Understanding what is community property is key to helping a married client with their planning goals and objectives. Although community property predominantly exists in 11 states, many clients move in and out of these states and bring their community property with them. Many of the non-community property states (or common law states) have laws that address community property brought to their state. This course will explain: (1) how assets obtain their classification as community or separate property, (2) what presumptions and rules are applied in classifying an asset as community property or separate property, (3) the significance of methods of holding title in determining whether an asset is community or separate property, (4) how agreements between spouses impact these classifications (5) the consequences of moving to or from a community property state and (6) the impact of community property on income taxes and transfer taxes.
Identify what is community vs separate property and why is it important to know these terms.
Recognize how the character of property is different but sometimes the same as the title of the property.
Recognize that the analysis for what is community property vs separate and its’ impact can be similar but not necessarily the same in different states and in the case of death, divorce and tax reporting. The type of asset or income can also impact this analysis.

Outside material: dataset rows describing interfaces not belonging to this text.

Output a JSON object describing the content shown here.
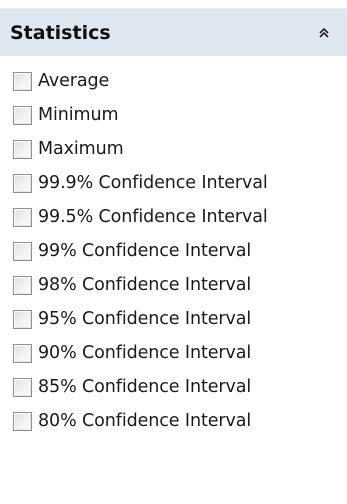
{
  "panel": {
    "title": "Statistics",
    "collapse_icon": "double-chevron-up-icon"
  },
  "options": [
    {
      "label": "Average",
      "checked": false
    },
    {
      "label": "Minimum",
      "checked": false
    },
    {
      "label": "Maximum",
      "checked": false
    },
    {
      "label": "99.9% Confidence Interval",
      "checked": false
    },
    {
      "label": "99.5% Confidence Interval",
      "checked": false
    },
    {
      "label": "99% Confidence Interval",
      "checked": false
    },
    {
      "label": "98% Confidence Interval",
      "checked": false
    },
    {
      "label": "95% Confidence Interval",
      "checked": false
    },
    {
      "label": "90% Confidence Interval",
      "checked": false
    },
    {
      "label": "85% Confidence Interval",
      "checked": false
    },
    {
      "label": "80% Confidence Interval",
      "checked": false
    }
  ],
  "colors": {
    "header_bg": "#dfe7f0",
    "checkbox_border": "#8f8f8f",
    "text": "#1a1a1a"
  }
}
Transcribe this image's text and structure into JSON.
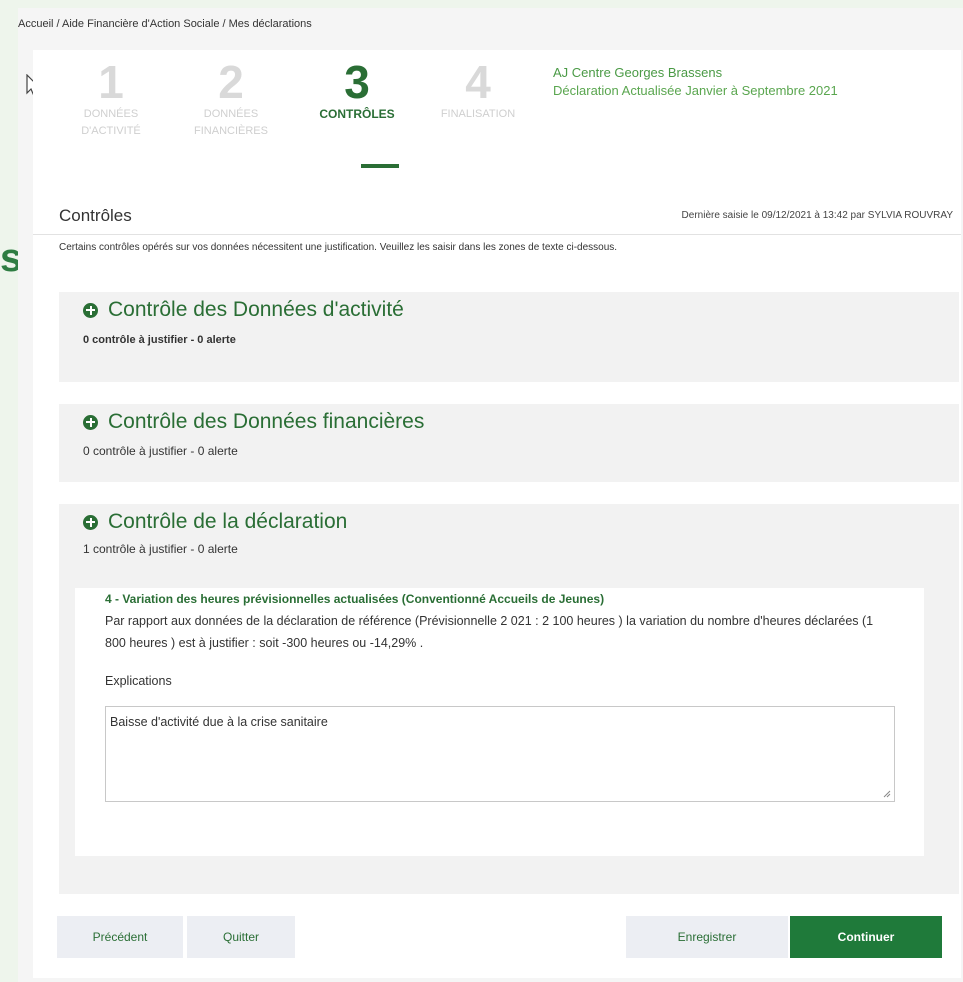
{
  "breadcrumb": "Accueil / Aide Financière d'Action Sociale / Mes déclarations",
  "side_letter": "s",
  "steps": [
    {
      "number": "1",
      "label_line1": "DONNÉES",
      "label_line2": "D'ACTIVITÉ"
    },
    {
      "number": "2",
      "label_line1": "DONNÉES",
      "label_line2": "FINANCIÈRES"
    },
    {
      "number": "3",
      "label_line1": "CONTRÔLES",
      "label_line2": ""
    },
    {
      "number": "4",
      "label_line1": "FINALISATION",
      "label_line2": ""
    }
  ],
  "active_step": 3,
  "declaration": {
    "organisation": "AJ Centre Georges Brassens",
    "title": "Déclaration Actualisée Janvier à Septembre 2021"
  },
  "section": {
    "title": "Contrôles",
    "last_entry": "Dernière saisie le 09/12/2021 à 13:42 par SYLVIA ROUVRAY",
    "intro": "Certains contrôles opérés sur vos données nécessitent une justification. Veuillez les saisir dans les zones de texte ci-dessous."
  },
  "blocks": [
    {
      "title": "Contrôle des Données d'activité",
      "summary": "0 contrôle à justifier - 0 alerte"
    },
    {
      "title": "Contrôle des Données financières",
      "summary": "0 contrôle à justifier - 0 alerte"
    },
    {
      "title": "Contrôle de la déclaration",
      "summary": "1 contrôle à justifier - 0 alerte"
    }
  ],
  "control": {
    "title": "4 - Variation des heures prévisionnelles actualisées (Conventionné Accueils de Jeunes)",
    "text": "Par rapport aux données de la déclaration de référence (Prévisionnelle 2 021 : 2 100 heures ) la variation du nombre d'heures déclarées (1 800 heures ) est à justifier : soit -300 heures ou -14,29% .",
    "explanations_label": "Explications",
    "explanations_value": "Baisse d'activité due à la crise sanitaire"
  },
  "buttons": {
    "previous": "Précédent",
    "quit": "Quitter",
    "save": "Enregistrer",
    "continue": "Continuer"
  },
  "colors": {
    "accent": "#2a6e35",
    "primary_button": "#1f7a3a",
    "org_text": "#5aa64f"
  }
}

Identify that the time that property is acquired, the source of funds or credit and titling often determine whether property is community or separate property - all of which can usually be overridden by agreement.